-- What to do --
Would you write out the data below exactly, with every line intact?

-- Entries shown --
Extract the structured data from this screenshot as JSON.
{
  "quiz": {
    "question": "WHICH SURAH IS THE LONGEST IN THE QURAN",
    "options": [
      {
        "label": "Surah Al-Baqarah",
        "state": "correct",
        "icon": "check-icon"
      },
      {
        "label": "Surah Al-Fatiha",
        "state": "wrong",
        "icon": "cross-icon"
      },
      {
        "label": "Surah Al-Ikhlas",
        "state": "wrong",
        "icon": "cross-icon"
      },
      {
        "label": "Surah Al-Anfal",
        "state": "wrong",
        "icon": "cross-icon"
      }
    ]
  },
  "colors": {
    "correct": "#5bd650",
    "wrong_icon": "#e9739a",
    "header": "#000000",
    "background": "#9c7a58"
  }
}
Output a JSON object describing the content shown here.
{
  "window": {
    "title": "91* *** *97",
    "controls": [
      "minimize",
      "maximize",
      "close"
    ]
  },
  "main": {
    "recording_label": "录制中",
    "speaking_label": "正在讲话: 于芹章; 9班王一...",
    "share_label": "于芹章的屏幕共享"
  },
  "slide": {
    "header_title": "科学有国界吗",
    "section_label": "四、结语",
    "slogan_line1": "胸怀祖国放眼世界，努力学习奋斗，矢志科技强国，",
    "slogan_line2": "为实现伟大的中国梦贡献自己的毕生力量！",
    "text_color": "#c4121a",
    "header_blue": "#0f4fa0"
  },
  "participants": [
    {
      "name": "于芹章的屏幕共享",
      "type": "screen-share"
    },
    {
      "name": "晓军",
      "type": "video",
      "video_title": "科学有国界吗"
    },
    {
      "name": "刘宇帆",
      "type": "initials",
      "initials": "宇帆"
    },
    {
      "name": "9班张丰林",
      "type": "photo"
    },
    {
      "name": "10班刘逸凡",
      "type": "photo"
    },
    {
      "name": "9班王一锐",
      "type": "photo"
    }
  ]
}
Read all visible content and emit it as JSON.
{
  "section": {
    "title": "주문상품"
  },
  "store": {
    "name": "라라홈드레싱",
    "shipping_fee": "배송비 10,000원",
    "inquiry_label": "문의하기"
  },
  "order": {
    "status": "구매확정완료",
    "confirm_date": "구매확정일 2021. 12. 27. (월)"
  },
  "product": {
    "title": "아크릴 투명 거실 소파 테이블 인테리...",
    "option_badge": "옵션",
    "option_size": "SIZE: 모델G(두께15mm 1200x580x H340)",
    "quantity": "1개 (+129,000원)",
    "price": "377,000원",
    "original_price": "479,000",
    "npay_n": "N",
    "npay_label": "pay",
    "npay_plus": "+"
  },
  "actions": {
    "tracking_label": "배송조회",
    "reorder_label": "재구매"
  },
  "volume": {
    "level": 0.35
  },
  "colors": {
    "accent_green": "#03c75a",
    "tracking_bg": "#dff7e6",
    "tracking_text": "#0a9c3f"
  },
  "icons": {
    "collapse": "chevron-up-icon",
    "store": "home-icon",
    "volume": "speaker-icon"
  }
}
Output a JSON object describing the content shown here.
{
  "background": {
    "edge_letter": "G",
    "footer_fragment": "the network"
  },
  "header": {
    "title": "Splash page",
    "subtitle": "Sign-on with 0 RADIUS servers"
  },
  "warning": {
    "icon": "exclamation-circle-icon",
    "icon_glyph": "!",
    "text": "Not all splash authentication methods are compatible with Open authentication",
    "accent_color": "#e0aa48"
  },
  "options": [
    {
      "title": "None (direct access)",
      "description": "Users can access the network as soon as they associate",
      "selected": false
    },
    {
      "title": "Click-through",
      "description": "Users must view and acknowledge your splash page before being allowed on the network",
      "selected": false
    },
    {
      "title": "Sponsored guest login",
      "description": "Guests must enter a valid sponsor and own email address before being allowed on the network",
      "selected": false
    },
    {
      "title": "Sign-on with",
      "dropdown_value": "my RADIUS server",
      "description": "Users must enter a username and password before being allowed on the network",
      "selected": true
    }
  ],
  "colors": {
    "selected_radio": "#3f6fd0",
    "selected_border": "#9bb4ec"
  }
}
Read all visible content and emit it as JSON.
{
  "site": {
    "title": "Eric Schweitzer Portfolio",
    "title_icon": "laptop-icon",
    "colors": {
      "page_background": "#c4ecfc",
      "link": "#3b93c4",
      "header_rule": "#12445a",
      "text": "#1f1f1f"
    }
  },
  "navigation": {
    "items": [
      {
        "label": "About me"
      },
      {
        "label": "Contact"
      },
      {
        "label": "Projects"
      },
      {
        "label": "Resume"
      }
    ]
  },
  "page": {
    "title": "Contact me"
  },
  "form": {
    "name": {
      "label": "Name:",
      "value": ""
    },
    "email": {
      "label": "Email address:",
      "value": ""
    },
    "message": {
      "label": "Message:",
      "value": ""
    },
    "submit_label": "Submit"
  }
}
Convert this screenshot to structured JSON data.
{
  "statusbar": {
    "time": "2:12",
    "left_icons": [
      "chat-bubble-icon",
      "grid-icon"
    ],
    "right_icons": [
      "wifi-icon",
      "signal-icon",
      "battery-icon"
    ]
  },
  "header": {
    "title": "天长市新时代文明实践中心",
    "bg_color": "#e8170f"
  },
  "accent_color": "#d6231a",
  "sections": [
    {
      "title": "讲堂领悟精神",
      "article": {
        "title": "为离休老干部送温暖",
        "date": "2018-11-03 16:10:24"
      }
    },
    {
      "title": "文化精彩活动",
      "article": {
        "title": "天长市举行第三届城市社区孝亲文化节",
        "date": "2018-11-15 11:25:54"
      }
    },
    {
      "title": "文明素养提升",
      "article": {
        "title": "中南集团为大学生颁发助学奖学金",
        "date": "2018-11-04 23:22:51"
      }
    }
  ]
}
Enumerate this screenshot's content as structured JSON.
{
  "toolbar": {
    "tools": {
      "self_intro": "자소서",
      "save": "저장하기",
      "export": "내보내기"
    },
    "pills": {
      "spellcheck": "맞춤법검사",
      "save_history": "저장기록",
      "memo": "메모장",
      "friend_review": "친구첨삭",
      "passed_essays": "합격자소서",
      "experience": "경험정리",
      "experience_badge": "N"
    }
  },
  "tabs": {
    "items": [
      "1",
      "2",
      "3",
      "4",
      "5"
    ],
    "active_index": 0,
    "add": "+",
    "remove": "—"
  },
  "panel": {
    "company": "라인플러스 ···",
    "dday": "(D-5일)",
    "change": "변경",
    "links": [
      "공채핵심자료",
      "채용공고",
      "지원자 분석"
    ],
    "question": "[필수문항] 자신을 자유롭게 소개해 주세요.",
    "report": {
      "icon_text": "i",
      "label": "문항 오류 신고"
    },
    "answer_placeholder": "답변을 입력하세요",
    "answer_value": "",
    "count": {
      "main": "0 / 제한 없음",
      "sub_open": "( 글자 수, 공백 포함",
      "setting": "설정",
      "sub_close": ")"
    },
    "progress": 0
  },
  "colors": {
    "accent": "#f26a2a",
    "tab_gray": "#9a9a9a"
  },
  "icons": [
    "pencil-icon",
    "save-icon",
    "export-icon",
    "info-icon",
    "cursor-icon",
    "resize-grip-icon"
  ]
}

-- Worked solution --
Extract the structured data from this screenshot as JSON.
{
  "quiz": {
    "question": "WHICH SURAH IS THE LONGEST IN THE QURAN",
    "options": [
      {
        "label": "Surah Al-Baqarah",
        "state": "correct",
        "icon": "check-icon"
      },
      {
        "label": "Surah Al-Fatiha",
        "state": "wrong",
        "icon": "cross-icon"
      },
      {
        "label": "Surah Al-Ikhlas",
        "state": "wrong",
        "icon": "cross-icon"
      },
      {
        "label": "Surah Al-Anfal",
        "state": "wrong",
        "icon": "cross-icon"
      }
    ]
  },
  "colors": {
    "correct": "#5bd650",
    "wrong_icon": "#e9739a",
    "header": "#000000",
    "background": "#9c7a58"
  }
}
Output a JSON object describing the content shown here.
{
  "window": {
    "title": "91* *** *97",
    "controls": [
      "minimize",
      "maximize",
      "close"
    ]
  },
  "main": {
    "recording_label": "录制中",
    "speaking_label": "正在讲话: 于芹章; 9班王一...",
    "share_label": "于芹章的屏幕共享"
  },
  "slide": {
    "header_title": "科学有国界吗",
    "section_label": "四、结语",
    "slogan_line1": "胸怀祖国放眼世界，努力学习奋斗，矢志科技强国，",
    "slogan_line2": "为实现伟大的中国梦贡献自己的毕生力量！",
    "text_color": "#c4121a",
    "header_blue": "#0f4fa0"
  },
  "participants": [
    {
      "name": "于芹章的屏幕共享",
      "type": "screen-share"
    },
    {
      "name": "晓军",
      "type": "video",
      "video_title": "科学有国界吗"
    },
    {
      "name": "刘宇帆",
      "type": "initials",
      "initials": "宇帆"
    },
    {
      "name": "9班张丰林",
      "type": "photo"
    },
    {
      "name": "10班刘逸凡",
      "type": "photo"
    },
    {
      "name": "9班王一锐",
      "type": "photo"
    }
  ]
}
Read all visible content and emit it as JSON.
{
  "section": {
    "title": "주문상품"
  },
  "store": {
    "name": "라라홈드레싱",
    "shipping_fee": "배송비 10,000원",
    "inquiry_label": "문의하기"
  },
  "order": {
    "status": "구매확정완료",
    "confirm_date": "구매확정일 2021. 12. 27. (월)"
  },
  "product": {
    "title": "아크릴 투명 거실 소파 테이블 인테리...",
    "option_badge": "옵션",
    "option_size": "SIZE: 모델G(두께15mm 1200x580x H340)",
    "quantity": "1개 (+129,000원)",
    "price": "377,000원",
    "original_price": "479,000",
    "npay_n": "N",
    "npay_label": "pay",
    "npay_plus": "+"
  },
  "actions": {
    "tracking_label": "배송조회",
    "reorder_label": "재구매"
  },
  "volume": {
    "level": 0.35
  },
  "colors": {
    "accent_green": "#03c75a",
    "tracking_bg": "#dff7e6",
    "tracking_text": "#0a9c3f"
  },
  "icons": {
    "collapse": "chevron-up-icon",
    "store": "home-icon",
    "volume": "speaker-icon"
  }
}
Output a JSON object describing the content shown here.
{
  "background": {
    "edge_letter": "G",
    "footer_fragment": "the network"
  },
  "header": {
    "title": "Splash page",
    "subtitle": "Sign-on with 0 RADIUS servers"
  },
  "warning": {
    "icon": "exclamation-circle-icon",
    "icon_glyph": "!",
    "text": "Not all splash authentication methods are compatible with Open authentication",
    "accent_color": "#e0aa48"
  },
  "options": [
    {
      "title": "None (direct access)",
      "description": "Users can access the network as soon as they associate",
      "selected": false
    },
    {
      "title": "Click-through",
      "description": "Users must view and acknowledge your splash page before being allowed on the network",
      "selected": false
    },
    {
      "title": "Sponsored guest login",
      "description": "Guests must enter a valid sponsor and own email address before being allowed on the network",
      "selected": false
    },
    {
      "title": "Sign-on with",
      "dropdown_value": "my RADIUS server",
      "description": "Users must enter a username and password before being allowed on the network",
      "selected": true
    }
  ],
  "colors": {
    "selected_radio": "#3f6fd0",
    "selected_border": "#9bb4ec"
  }
}
Read all visible content and emit it as JSON.
{
  "site": {
    "title": "Eric Schweitzer Portfolio",
    "title_icon": "laptop-icon",
    "colors": {
      "page_background": "#c4ecfc",
      "link": "#3b93c4",
      "header_rule": "#12445a",
      "text": "#1f1f1f"
    }
  },
  "navigation": {
    "items": [
      {
        "label": "About me"
      },
      {
        "label": "Contact"
      },
      {
        "label": "Projects"
      },
      {
        "label": "Resume"
      }
    ]
  },
  "page": {
    "title": "Contact me"
  },
  "form": {
    "name": {
      "label": "Name:",
      "value": ""
    },
    "email": {
      "label": "Email address:",
      "value": ""
    },
    "message": {
      "label": "Message:",
      "value": ""
    },
    "submit_label": "Submit"
  }
}
Convert this screenshot to structured JSON data.
{
  "statusbar": {
    "time": "2:12",
    "left_icons": [
      "chat-bubble-icon",
      "grid-icon"
    ],
    "right_icons": [
      "wifi-icon",
      "signal-icon",
      "battery-icon"
    ]
  },
  "header": {
    "title": "天长市新时代文明实践中心",
    "bg_color": "#e8170f"
  },
  "accent_color": "#d6231a",
  "sections": [
    {
      "title": "讲堂领悟精神",
      "article": {
        "title": "为离休老干部送温暖",
        "date": "2018-11-03 16:10:24"
      }
    },
    {
      "title": "文化精彩活动",
      "article": {
        "title": "天长市举行第三届城市社区孝亲文化节",
        "date": "2018-11-15 11:25:54"
      }
    },
    {
      "title": "文明素养提升",
      "article": {
        "title": "中南集团为大学生颁发助学奖学金",
        "date": "2018-11-04 23:22:51"
      }
    }
  ]
}
Enumerate this screenshot's content as structured JSON.
{
  "toolbar": {
    "tools": {
      "self_intro": "자소서",
      "save": "저장하기",
      "export": "내보내기"
    },
    "pills": {
      "spellcheck": "맞춤법검사",
      "save_history": "저장기록",
      "memo": "메모장",
      "friend_review": "친구첨삭",
      "passed_essays": "합격자소서",
      "experience": "경험정리",
      "experience_badge": "N"
    }
  },
  "tabs": {
    "items": [
      "1",
      "2",
      "3",
      "4",
      "5"
    ],
    "active_index": 0,
    "add": "+",
    "remove": "—"
  },
  "panel": {
    "company": "라인플러스 ···",
    "dday": "(D-5일)",
    "change": "변경",
    "links": [
      "공채핵심자료",
      "채용공고",
      "지원자 분석"
    ],
    "question": "[필수문항] 자신을 자유롭게 소개해 주세요.",
    "report": {
      "icon_text": "i",
      "label": "문항 오류 신고"
    },
    "answer_placeholder": "답변을 입력하세요",
    "answer_value": "",
    "count": {
      "main": "0 / 제한 없음",
      "sub_open": "( 글자 수, 공백 포함",
      "setting": "설정",
      "sub_close": ")"
    },
    "progress": 0
  },
  "colors": {
    "accent": "#f26a2a",
    "tab_gray": "#9a9a9a"
  },
  "icons": [
    "pencil-icon",
    "save-icon",
    "export-icon",
    "info-icon",
    "cursor-icon",
    "resize-grip-icon"
  ]
}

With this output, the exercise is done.